**Problem statement:** A single number is the answer: the count of lines in the records that hold the word "loadAccountsFromFile".

(Stored data)
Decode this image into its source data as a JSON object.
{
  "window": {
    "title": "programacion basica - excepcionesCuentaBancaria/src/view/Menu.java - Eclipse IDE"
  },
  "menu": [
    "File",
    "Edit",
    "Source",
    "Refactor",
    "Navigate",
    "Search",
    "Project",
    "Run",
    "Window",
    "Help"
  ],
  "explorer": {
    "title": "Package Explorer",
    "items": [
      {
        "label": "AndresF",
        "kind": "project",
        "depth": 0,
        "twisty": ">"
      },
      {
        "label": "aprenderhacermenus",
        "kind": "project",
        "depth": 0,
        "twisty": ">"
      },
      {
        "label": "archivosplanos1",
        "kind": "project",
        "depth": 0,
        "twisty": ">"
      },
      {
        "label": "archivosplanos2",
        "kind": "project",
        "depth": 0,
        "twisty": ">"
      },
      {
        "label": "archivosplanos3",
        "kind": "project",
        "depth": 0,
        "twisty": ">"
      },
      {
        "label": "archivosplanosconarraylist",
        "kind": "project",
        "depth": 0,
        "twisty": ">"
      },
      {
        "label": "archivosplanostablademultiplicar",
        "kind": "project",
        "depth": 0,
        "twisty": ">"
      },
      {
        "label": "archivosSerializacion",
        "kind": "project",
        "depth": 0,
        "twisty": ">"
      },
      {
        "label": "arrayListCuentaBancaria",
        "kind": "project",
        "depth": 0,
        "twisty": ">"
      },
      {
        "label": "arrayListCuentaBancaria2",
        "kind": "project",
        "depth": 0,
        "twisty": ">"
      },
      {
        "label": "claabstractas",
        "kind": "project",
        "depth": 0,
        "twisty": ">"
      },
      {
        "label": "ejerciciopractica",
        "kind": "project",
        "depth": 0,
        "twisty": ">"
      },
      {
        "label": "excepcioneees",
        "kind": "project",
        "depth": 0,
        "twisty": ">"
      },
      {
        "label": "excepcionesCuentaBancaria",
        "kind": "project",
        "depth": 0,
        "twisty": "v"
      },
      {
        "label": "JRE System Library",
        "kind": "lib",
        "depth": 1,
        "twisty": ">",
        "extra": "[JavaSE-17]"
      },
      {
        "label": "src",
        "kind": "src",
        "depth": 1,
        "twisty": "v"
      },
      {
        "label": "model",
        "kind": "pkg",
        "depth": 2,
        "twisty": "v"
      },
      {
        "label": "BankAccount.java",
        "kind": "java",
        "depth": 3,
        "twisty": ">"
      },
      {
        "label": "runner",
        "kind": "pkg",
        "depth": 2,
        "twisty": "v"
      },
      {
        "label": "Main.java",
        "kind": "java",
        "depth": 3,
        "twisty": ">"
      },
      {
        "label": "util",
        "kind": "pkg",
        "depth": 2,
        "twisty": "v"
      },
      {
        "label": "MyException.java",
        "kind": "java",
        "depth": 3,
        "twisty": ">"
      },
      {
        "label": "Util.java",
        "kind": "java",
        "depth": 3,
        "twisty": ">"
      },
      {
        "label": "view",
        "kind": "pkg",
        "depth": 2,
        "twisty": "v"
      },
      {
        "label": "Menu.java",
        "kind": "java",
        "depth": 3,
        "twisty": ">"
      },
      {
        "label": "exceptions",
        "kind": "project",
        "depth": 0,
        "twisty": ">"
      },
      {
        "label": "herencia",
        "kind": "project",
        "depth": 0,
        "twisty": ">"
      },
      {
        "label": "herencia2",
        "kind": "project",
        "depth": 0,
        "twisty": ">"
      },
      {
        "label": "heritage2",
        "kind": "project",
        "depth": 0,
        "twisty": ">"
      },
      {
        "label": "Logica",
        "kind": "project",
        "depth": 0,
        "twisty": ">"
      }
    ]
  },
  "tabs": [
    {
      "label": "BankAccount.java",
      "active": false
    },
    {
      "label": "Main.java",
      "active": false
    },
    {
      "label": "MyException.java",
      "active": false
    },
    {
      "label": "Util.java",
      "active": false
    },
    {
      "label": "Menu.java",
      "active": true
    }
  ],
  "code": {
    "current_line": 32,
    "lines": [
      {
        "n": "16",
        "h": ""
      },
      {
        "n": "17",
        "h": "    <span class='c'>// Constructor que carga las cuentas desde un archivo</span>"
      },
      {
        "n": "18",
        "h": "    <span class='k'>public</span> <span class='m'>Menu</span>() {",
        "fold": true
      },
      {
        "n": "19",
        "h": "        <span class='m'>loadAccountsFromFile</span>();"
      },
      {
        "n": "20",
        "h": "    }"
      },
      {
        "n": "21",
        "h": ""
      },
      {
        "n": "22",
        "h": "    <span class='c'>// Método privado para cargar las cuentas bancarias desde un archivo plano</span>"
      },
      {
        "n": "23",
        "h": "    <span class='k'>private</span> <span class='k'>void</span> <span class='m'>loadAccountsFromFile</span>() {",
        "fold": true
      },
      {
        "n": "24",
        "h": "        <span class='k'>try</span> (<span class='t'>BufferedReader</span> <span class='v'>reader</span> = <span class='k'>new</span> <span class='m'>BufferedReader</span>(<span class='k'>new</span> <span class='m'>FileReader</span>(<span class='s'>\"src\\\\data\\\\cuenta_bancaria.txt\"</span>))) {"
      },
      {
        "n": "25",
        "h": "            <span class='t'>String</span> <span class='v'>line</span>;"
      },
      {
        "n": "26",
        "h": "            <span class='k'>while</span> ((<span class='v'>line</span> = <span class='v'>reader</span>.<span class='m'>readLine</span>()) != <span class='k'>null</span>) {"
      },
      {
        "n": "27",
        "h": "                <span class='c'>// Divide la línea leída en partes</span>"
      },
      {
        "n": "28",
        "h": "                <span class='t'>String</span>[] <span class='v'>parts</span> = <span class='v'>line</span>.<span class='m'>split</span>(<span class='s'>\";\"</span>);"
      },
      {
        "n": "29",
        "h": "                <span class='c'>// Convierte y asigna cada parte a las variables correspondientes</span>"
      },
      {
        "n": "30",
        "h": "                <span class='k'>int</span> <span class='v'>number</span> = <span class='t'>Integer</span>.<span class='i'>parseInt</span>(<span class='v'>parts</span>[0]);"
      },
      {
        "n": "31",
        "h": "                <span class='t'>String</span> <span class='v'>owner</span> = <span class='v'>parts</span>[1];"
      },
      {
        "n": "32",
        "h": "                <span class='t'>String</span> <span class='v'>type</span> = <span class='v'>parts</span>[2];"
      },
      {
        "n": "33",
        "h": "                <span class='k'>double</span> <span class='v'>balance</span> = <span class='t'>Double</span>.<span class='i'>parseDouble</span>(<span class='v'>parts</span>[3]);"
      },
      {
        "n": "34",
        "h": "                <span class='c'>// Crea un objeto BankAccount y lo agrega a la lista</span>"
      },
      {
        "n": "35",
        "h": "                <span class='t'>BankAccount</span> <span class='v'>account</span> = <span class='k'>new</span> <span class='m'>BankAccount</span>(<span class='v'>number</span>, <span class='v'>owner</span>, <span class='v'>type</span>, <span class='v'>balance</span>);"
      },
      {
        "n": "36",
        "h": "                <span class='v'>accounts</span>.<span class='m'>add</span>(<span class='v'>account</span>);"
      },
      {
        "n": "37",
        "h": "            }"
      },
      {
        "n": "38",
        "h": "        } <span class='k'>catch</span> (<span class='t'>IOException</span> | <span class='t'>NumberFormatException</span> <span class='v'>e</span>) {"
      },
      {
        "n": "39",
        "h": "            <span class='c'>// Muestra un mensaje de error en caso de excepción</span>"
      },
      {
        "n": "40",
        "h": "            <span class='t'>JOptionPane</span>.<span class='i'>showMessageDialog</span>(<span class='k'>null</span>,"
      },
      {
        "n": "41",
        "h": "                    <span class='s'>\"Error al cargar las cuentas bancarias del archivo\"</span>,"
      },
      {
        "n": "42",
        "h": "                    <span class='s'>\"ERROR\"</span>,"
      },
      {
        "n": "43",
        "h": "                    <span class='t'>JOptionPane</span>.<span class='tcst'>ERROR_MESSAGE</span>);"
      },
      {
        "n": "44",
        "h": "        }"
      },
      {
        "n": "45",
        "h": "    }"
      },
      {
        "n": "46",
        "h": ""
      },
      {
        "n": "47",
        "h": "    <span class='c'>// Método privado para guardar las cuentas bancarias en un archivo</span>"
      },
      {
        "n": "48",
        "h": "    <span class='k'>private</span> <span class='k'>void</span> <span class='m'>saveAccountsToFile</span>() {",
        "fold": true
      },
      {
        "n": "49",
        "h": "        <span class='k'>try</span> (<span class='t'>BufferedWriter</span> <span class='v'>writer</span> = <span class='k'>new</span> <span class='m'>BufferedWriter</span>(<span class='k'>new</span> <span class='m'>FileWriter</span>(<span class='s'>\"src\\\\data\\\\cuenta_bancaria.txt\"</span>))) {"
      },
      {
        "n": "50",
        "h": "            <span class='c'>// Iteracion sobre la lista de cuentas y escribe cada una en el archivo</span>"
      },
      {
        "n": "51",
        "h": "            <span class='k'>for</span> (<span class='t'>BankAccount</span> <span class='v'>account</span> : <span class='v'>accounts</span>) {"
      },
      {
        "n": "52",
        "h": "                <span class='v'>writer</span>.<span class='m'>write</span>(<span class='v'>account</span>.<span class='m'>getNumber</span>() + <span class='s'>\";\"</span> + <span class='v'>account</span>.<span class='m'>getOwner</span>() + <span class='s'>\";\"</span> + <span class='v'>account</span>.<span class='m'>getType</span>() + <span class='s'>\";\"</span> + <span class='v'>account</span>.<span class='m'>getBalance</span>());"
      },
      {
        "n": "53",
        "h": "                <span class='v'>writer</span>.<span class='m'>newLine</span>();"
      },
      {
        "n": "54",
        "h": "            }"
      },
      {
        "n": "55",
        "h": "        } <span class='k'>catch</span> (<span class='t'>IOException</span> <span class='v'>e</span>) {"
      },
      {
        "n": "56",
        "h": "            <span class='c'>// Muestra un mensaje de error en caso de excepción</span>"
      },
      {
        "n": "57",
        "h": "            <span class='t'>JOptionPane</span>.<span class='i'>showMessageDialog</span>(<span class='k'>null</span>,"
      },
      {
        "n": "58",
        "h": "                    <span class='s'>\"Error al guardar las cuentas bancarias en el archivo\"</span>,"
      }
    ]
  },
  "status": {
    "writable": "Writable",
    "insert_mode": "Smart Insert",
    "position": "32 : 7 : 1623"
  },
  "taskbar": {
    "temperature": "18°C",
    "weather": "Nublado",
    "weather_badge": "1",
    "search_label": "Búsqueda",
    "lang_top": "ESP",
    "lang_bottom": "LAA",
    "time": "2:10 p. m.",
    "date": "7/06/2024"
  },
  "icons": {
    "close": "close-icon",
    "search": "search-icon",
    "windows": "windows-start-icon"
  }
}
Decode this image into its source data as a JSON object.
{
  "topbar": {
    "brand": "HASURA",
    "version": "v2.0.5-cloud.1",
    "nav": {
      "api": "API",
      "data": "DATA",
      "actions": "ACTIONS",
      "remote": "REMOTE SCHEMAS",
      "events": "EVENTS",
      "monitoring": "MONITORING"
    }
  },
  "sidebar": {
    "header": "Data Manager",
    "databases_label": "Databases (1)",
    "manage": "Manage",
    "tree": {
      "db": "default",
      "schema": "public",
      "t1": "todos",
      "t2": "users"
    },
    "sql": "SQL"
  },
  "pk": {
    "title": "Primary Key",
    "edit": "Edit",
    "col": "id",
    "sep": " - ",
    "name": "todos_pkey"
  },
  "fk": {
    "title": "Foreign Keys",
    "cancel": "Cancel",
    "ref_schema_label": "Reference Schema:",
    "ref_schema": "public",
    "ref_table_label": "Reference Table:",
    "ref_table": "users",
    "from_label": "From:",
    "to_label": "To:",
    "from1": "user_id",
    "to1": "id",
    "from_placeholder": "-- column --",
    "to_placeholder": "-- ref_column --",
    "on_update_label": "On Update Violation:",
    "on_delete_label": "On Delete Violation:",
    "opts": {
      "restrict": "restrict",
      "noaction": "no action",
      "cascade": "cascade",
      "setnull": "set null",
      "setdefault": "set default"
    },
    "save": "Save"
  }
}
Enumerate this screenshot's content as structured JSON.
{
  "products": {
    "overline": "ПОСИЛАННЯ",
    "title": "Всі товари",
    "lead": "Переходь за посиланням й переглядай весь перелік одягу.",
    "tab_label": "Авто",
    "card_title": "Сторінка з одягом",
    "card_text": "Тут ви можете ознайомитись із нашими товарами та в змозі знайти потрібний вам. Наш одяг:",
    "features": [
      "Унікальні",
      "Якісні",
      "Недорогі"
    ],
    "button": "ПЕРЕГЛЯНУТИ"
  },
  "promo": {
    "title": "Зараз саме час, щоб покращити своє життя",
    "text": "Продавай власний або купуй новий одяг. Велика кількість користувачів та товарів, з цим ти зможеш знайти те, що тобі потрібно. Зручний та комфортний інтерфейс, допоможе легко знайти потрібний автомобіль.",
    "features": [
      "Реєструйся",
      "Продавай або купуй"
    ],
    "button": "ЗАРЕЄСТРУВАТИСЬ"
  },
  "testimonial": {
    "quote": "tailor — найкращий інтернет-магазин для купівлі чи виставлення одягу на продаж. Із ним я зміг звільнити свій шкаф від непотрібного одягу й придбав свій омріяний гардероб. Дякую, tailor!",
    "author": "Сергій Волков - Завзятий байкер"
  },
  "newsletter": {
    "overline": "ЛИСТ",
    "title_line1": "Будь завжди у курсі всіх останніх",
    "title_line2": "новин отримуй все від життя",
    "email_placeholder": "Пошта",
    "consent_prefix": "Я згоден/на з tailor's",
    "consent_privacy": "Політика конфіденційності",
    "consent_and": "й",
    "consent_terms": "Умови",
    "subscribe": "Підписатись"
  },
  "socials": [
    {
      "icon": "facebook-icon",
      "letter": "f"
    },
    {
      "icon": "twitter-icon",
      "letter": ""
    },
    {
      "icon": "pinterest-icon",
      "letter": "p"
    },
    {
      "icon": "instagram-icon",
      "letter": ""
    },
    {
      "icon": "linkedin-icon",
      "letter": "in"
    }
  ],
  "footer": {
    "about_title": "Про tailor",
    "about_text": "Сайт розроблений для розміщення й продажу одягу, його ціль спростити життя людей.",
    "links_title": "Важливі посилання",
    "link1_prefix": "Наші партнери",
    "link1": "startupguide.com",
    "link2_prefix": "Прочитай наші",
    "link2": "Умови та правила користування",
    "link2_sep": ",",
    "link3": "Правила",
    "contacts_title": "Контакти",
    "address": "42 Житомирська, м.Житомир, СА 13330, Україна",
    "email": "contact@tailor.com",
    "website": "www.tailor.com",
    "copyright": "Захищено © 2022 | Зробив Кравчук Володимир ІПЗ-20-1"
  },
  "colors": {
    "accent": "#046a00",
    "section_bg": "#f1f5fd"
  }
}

**Solution below:** 2